Tiffany lighting continues to be popular with buyers and Fontaine’s has a knack for finding the finest examples. In this sale, a stunner was the Tiffany bronze and art glass chandelier going for $54,450, which had a long reeded stem over a spherical cluster and six arms branching out to support the 21½-inch Gothic-style ring below, overall 53 inches tall. Also doing well was the aforementioned lot No. 1. Tiffany Studios hanging lamp at $66,550 and a Nautilus desk lamp (below) doubling the estimate at $16,335. Several other Tiffany items found new homes, including a 14-inch leaded Tulip shade at $21,175. Bringing the same price of $16,940 were an 18-inch Tiffany Studios Swirling Oak Leaf table lamp and a Tiffany Favrile Peacock art glass lamp base.

Steinway concert grand piano

Doubling its high estimate was a Tiffany Studios leaded Nautilus desk lamp, 13¼ inches tall, that fetched $13,335. Fontaine’s Auction Gallery image

Clocks are a specialty at Fontaine’s and a headliner was an R.J. Horner mahogany rattail grandfather clock that made $45,375, despite condition issues. The 118-inch-tall clock had a 12-inch silvered dial signed “Joseph Jennens, Skinner Street, Clerkenwell, London,” nine tubes striking Westminster and Whittington chimes and came in a carved R.J. Horner mahogany case with a large pierced and carved winged maiden crest and figural winged griffin corbels.

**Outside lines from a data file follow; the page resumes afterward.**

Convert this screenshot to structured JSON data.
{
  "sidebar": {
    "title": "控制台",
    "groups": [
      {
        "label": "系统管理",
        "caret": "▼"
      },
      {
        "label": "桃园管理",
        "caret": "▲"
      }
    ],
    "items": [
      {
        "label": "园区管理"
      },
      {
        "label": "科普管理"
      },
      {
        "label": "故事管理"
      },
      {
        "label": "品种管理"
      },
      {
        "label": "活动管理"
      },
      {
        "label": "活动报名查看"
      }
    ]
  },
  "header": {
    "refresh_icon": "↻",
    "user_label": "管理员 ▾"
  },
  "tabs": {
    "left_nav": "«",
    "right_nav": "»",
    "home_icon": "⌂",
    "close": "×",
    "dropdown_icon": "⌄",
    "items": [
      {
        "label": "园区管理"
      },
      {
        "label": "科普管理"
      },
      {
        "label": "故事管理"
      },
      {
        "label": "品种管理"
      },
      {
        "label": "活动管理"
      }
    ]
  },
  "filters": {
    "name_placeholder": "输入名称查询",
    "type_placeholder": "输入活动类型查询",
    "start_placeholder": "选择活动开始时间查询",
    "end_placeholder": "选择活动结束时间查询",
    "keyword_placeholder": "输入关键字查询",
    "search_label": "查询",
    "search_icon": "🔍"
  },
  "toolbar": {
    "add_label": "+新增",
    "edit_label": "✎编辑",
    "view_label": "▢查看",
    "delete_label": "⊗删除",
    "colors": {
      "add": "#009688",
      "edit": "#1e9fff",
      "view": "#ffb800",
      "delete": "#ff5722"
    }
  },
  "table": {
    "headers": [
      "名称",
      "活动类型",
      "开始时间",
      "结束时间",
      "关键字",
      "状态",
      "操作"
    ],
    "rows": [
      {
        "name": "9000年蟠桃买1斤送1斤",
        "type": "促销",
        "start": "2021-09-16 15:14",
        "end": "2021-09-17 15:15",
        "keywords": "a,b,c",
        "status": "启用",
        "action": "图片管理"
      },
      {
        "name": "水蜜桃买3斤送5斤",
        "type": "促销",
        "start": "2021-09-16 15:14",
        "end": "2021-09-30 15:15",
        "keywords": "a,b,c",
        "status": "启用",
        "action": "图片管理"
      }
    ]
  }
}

Ornate furniture and heavily carved pieces performed well in this auction, including a rosewood parlor cabinet attributed to Pottier & Stymus that sold within estimate at $39,325. It featured a long beveled center mirror with overhanging bonnet top and flanked by two crystal cabinets, 101 by 67 inches.

Steinway concert grand piano

Ornately carved and decorated furniture performed well such as this attributed Pottier & Stymus rosewood parlor cabinet that made $39,325. Fontaine’s Auction Gallery image

A pair of Renaissance Revival walnut breakfronts bested its high estimate to earn $25,410. The rare pair of matched Victorian bookcases was notable for its size and style, featuring a marble top work shelf and classic breakfront styling, carved pulls and crests, gilt incising and ebonized trim. The pair measured 120 by 66¼ by 21 inches.

Steinway concert grand piano

This Pottier & Stymus (attributed) rosewood credenza realized a robust $10,285. Fontaine’s Auction Gallery image

Rounding out the auction was a pair of bronze torchieres from a Chicago courthouse having large square bronze bases with acanthus leaf trim, 88 inches tall, that realized $21,175.

For details contact Fontaine’s Auction Gallery at 413-448-8922 or